Nationalreview. Putin's nuclear slideshow reveals Russia's naked ambitions. Vladimir Putin is famous for taking his clothes off in public.
But the latest display of naked power by Russia’s president was delivered fully clothed before a well-dressed, adoring audience in a Moscow exhibition centre. It was quite a show. In what amounted to a state-of-the-nation address, he hailed a new generation of Russian intercontinental ballistic missiles, underwater drones and nuclear-powered cruise missiles. Russia’s revamped arsenal would prove “invincible”, Putin declared. US attempts to build missile shields – and it was the US all this was aimed at – would be rendered futile.
He enthused about “hypersonic” missiles hitting targets with the “speed of a meteorite” and weapons named “Dagger” and “Satan”. There was a touch of the showman about the performance that the Gipper would have recognised. “They have not succeeded in holding Russia back,” Putin said, harking back to the US decision in 2002 to abrogate the Anti-Ballistic Missile (ABM) treaty. Nationalreview.
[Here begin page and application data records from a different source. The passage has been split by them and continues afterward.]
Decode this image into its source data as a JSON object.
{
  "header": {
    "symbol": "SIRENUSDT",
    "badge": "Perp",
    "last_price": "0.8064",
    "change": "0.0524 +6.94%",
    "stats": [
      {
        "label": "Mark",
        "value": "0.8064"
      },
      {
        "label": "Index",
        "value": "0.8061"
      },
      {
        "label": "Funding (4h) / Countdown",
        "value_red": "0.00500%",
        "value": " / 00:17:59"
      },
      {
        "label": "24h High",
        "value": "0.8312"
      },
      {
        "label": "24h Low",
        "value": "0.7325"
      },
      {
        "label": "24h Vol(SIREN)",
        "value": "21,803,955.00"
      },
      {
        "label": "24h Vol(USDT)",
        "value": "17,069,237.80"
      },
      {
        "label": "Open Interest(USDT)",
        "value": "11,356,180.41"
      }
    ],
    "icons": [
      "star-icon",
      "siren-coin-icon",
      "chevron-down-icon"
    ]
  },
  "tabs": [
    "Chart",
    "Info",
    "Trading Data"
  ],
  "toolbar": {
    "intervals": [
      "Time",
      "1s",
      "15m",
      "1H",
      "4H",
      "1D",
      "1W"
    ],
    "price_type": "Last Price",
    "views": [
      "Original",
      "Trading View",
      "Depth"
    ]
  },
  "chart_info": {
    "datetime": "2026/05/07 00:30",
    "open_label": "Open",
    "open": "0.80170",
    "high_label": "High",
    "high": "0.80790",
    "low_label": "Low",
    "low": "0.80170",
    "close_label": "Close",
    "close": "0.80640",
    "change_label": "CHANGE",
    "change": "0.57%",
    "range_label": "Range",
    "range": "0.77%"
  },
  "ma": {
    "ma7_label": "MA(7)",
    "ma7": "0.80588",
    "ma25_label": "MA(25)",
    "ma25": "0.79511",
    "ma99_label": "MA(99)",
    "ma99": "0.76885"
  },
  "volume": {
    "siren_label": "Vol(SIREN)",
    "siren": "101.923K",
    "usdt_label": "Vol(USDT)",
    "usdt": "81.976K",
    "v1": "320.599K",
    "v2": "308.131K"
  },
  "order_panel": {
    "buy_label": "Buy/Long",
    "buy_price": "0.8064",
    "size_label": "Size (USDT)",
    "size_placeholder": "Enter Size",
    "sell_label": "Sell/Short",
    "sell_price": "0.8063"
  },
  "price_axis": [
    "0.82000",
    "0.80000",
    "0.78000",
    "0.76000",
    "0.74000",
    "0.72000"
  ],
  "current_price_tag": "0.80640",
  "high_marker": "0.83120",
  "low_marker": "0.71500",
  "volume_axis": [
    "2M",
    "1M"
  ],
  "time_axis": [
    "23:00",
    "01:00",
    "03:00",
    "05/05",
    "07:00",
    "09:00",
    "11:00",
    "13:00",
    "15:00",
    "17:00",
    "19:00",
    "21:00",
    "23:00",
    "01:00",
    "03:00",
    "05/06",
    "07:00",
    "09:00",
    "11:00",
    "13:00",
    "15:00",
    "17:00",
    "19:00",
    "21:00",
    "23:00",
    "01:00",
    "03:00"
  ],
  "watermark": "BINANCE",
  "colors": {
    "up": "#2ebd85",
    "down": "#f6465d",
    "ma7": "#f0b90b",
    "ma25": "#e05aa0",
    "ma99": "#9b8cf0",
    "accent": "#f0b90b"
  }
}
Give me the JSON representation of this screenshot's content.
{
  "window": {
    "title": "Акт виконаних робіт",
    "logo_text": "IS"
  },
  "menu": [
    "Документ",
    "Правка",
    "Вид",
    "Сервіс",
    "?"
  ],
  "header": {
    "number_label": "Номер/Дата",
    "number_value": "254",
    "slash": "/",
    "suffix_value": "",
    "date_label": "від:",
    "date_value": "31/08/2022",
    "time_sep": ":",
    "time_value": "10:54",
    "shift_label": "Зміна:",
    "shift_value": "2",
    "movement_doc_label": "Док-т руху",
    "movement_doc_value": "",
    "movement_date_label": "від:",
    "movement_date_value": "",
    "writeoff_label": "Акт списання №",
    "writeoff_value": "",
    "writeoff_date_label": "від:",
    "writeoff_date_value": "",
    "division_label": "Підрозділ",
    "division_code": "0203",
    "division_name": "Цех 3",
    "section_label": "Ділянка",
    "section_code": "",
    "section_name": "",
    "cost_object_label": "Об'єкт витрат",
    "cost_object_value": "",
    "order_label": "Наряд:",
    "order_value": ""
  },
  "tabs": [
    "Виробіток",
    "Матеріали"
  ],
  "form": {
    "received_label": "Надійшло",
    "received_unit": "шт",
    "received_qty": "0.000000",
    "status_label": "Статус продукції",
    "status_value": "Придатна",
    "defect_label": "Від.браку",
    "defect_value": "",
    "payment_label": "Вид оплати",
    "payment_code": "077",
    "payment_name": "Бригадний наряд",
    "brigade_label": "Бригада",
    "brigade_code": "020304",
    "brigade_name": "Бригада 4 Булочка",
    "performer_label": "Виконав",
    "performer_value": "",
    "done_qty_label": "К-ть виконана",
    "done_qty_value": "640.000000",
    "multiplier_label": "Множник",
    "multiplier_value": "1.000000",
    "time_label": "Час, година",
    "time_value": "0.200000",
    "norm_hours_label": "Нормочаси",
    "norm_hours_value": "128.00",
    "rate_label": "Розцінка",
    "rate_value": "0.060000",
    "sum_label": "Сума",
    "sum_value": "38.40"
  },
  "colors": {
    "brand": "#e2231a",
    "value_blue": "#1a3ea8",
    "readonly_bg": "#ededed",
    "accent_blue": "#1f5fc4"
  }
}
Soviet Officer Stanislav Petrov, 'The Man Who Saved The World,' Dies At 77. Stanislav Petrov, a former Soviet military officer, poses at his home in 2015 near Moscow.
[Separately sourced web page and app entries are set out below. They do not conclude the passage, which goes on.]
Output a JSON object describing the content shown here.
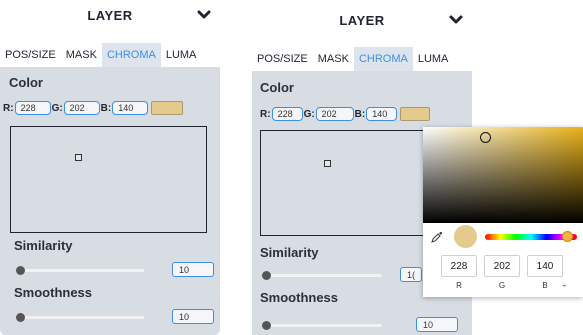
{
  "left_panel": {
    "header": "LAYER",
    "tabs": [
      "POS/SIZE",
      "MASK",
      "CHROMA",
      "LUMA"
    ],
    "active_tab": "CHROMA",
    "color_title": "Color",
    "r_label": "R:",
    "g_label": "G:",
    "b_label": "B:",
    "r_value": "228",
    "g_value": "202",
    "b_value": "140",
    "similarity_title": "Similarity",
    "similarity_value": "10",
    "smoothness_title": "Smoothness",
    "smoothness_value": "10"
  },
  "right_panel": {
    "header": "LAYER",
    "tabs": [
      "POS/SIZE",
      "MASK",
      "CHROMA",
      "LUMA"
    ],
    "active_tab": "CHROMA",
    "color_title": "Color",
    "r_label": "R:",
    "g_label": "G:",
    "b_label": "B:",
    "r_value": "228",
    "g_value": "202",
    "b_value": "140",
    "similarity_title": "Similarity",
    "similarity_value": "1(",
    "smoothness_title": "Smoothness",
    "smoothness_value": "10"
  },
  "color_picker": {
    "r": "228",
    "g": "202",
    "b": "140",
    "r_label": "R",
    "g_label": "G",
    "b_label": "B",
    "toggle_glyph": "÷"
  },
  "colors": {
    "accent": "#3d8fe6",
    "swatch": "#e4ca8c",
    "panel_bg": "#d8dde3"
  },
  "icons": [
    "chevron-down-icon",
    "eyedropper-icon"
  ]
}
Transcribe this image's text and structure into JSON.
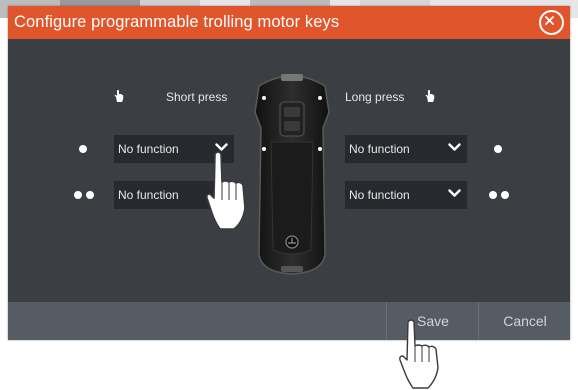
{
  "dialog": {
    "title": "Configure programmable trolling motor keys",
    "close_icon": "close-circle-icon"
  },
  "columns": {
    "short_press": "Short press",
    "long_press": "Long press"
  },
  "rows": [
    {
      "indicator": "single-dot",
      "short_value": "No function",
      "long_value": "No function"
    },
    {
      "indicator": "double-dot",
      "short_value": "No function",
      "long_value": "No function"
    }
  ],
  "footer": {
    "save_label": "Save",
    "cancel_label": "Cancel"
  },
  "colors": {
    "title_bar": "#e0552b",
    "dialog_body": "#3b3f44",
    "dropdown": "#262a2e",
    "footer": "#565c64"
  }
}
In 1983, he was on duty when the Soviet Union's early warning satellite indicated the U.S. had fired nuclear weapons at his country. He suspected, correctly, it was a false alarm and did not immediately send the report up the chain of command. Petrov died at age 77. Pavel Golovkin/AP hide caption toggle caption Pavel Golovkin/AP Stanislav Petrov, a former Soviet military officer, poses at his home in 2015 near Moscow. Stanislav Petrov was a lieutenant colonel in the Soviet Union's Air Defense Forces, and his job was to monitor his country's satellite system, which was looking for any possible nuclear weapons launches by the United States.
Trump Says the U.S. Should Expand Its Nuclear Capacity ... Trump: North Korea pursuit of nuclear weapons could soon ... Trump's comments on nuclear weapons rattle U.S. officials and foreign leaders. Ralph Vartabedian, a national correspondent at the Los Angeles Times, joined the newspaper in 1981.
In his many reporting assignments, he has written on Toyota vehicle defects, presidential candidates, the New Orleans levee failures, the defense industry, the Columbia space shuttle accident investigation, nuclear weapons, tax collection abuses, and the California bullet train, among much else.He won the2015 Gerald Ford PresidentialFoundation award for defense writing, as well asLoeb awards in 1987 and 2010. Hewas also a Pulitzer finalist in 2010, among many other career recognitions. In 1989, the Delta Mu Delta honorary society at California Polytechnic University school of business gave Vartabedian a special award for integrity. He covered aerospace and defense issues for 10 years at The Times, covering the military buildup that preceded the end of the Cold War and its decline afterward. Donald Trump thinks more countries should have nuclear ...